OCEAN CITY, New Jersey (WPVI) -- Parts of the Jersey Shore are starting to look unrecognizable, as beach erosion takes its toll.

"It's very sad," said Sue Lyons of North Wildwood. "We go through this, what seems like every year, but this seems like the last two years have been the worst two that I've seen in a long time."

It's a similar story in Ocean City, but the disappearing beach didn't stop dozens of people from enjoying the sun and the water Tuesday morning.

"We're seeing if the surfers are catching any waves," laughed Ed Clark of Wynnefield.

However the erosion has created growing concern among people who live along the shore, as it continues to take chunks away from the beach.

"I think its more sentimental for me," said P.J. Hondros of North Wildwood. "I've been coming here my whole life and to see it like this is really upsetting. Its been even more so the past five years it's been eroding constantly."

Mayor of North Wildwood, Patrick Rosenello, said the line of tropical storms and hurricanes in the Atlantic have slowly destroyed their beach line. He said the city spent about $10 million trucking in sand and installing a bulkhead from 2nd to 13th avenues.

"It's obvious from what we've seen today that had we not extended this bulkhead, there would be irreparable infrastructure and private property damage on this island," said Rosenello.

Rosenello said the U.S. Army Corps of Engineers and the New Jersey Department of Environmental Protection are responsible for their shore's protection. He said the agencies are ignoring the urgency of the situation by failing to implement a project to fix the issue.

"Unfortunately they are bureaucracies and we really can't seem to get them away from their desks in Philadelphia and Trenton to get down here and see what is going on and take some action," said Rosenello.

In a statement, a spokesperson for the U.S. Army Corps of Engineers Philadelphia District said:

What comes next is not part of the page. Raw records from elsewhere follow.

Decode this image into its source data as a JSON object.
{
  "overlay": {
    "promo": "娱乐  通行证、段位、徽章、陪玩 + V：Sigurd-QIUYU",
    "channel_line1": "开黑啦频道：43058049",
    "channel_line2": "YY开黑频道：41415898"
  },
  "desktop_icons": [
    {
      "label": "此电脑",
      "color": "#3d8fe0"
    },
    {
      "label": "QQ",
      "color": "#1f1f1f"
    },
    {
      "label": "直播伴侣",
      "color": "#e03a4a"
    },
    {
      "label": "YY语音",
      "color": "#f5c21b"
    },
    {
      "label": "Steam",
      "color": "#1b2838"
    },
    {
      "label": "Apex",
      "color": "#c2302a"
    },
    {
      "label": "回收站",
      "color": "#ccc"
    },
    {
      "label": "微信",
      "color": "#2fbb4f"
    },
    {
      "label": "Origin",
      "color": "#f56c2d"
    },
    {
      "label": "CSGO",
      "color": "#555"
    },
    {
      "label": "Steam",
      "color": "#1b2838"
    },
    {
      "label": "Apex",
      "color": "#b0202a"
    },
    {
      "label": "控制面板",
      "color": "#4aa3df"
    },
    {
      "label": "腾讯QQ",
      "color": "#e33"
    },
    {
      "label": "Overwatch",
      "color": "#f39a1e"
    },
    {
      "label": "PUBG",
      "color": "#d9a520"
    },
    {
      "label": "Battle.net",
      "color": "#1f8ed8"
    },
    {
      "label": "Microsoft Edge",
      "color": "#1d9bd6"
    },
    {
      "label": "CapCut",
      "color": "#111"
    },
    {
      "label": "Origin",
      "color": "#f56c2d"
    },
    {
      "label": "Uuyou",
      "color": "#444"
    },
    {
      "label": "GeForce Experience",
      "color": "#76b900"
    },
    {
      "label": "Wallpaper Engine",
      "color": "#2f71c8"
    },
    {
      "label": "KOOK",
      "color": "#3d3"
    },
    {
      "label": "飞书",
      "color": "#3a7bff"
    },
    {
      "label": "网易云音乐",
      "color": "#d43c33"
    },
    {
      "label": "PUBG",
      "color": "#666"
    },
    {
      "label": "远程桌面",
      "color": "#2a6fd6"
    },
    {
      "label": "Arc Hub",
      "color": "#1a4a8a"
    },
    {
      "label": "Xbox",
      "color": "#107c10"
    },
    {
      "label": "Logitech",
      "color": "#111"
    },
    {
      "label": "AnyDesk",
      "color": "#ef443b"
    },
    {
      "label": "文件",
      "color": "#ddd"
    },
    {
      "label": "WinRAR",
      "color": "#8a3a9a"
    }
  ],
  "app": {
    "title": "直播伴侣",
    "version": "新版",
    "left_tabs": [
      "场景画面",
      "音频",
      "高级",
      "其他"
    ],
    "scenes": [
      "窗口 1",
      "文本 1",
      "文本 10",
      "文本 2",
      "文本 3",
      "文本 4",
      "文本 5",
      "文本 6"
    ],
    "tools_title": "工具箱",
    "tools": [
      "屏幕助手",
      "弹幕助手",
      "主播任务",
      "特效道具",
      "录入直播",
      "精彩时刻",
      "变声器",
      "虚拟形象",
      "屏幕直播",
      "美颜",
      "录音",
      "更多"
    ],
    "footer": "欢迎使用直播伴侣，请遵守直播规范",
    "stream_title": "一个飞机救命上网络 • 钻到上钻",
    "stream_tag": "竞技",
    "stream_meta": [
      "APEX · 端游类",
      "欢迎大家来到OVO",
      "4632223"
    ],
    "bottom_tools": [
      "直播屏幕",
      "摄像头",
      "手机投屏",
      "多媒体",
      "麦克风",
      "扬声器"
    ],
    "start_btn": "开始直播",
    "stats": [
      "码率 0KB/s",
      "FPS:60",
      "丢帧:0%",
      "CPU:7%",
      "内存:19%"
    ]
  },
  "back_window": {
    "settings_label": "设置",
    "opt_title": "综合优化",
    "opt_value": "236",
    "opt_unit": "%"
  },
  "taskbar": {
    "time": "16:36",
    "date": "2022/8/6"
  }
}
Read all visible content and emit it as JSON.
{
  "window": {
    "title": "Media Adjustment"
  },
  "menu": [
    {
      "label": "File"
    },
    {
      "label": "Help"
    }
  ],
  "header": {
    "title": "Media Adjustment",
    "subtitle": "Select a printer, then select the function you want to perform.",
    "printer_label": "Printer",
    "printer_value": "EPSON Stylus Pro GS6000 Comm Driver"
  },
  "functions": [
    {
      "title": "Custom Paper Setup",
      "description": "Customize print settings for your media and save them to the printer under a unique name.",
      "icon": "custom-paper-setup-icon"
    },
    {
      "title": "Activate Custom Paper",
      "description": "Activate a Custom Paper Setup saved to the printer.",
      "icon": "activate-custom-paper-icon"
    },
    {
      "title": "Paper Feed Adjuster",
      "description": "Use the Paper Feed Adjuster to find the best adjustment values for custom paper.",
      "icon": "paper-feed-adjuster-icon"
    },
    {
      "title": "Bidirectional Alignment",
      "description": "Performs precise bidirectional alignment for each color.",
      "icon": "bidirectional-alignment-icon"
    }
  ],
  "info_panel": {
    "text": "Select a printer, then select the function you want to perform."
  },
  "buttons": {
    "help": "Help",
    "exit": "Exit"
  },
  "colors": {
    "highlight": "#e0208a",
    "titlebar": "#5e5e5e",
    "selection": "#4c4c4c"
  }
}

"We're committed to constructing the dune-and-beach back passing project in the Wildwoods in partnership with our sponsor - the New Jersey Department of Environmental Protection. These projects take time to plan, design, and ultimately construct. The project requires real estate acquisition (ongoing by the state of New Jersey) and coordination and concurrence with the other municipalities on the island. We're currently in the final design stage and our team is working through the necessary steps in order to construct the project as soon as possible."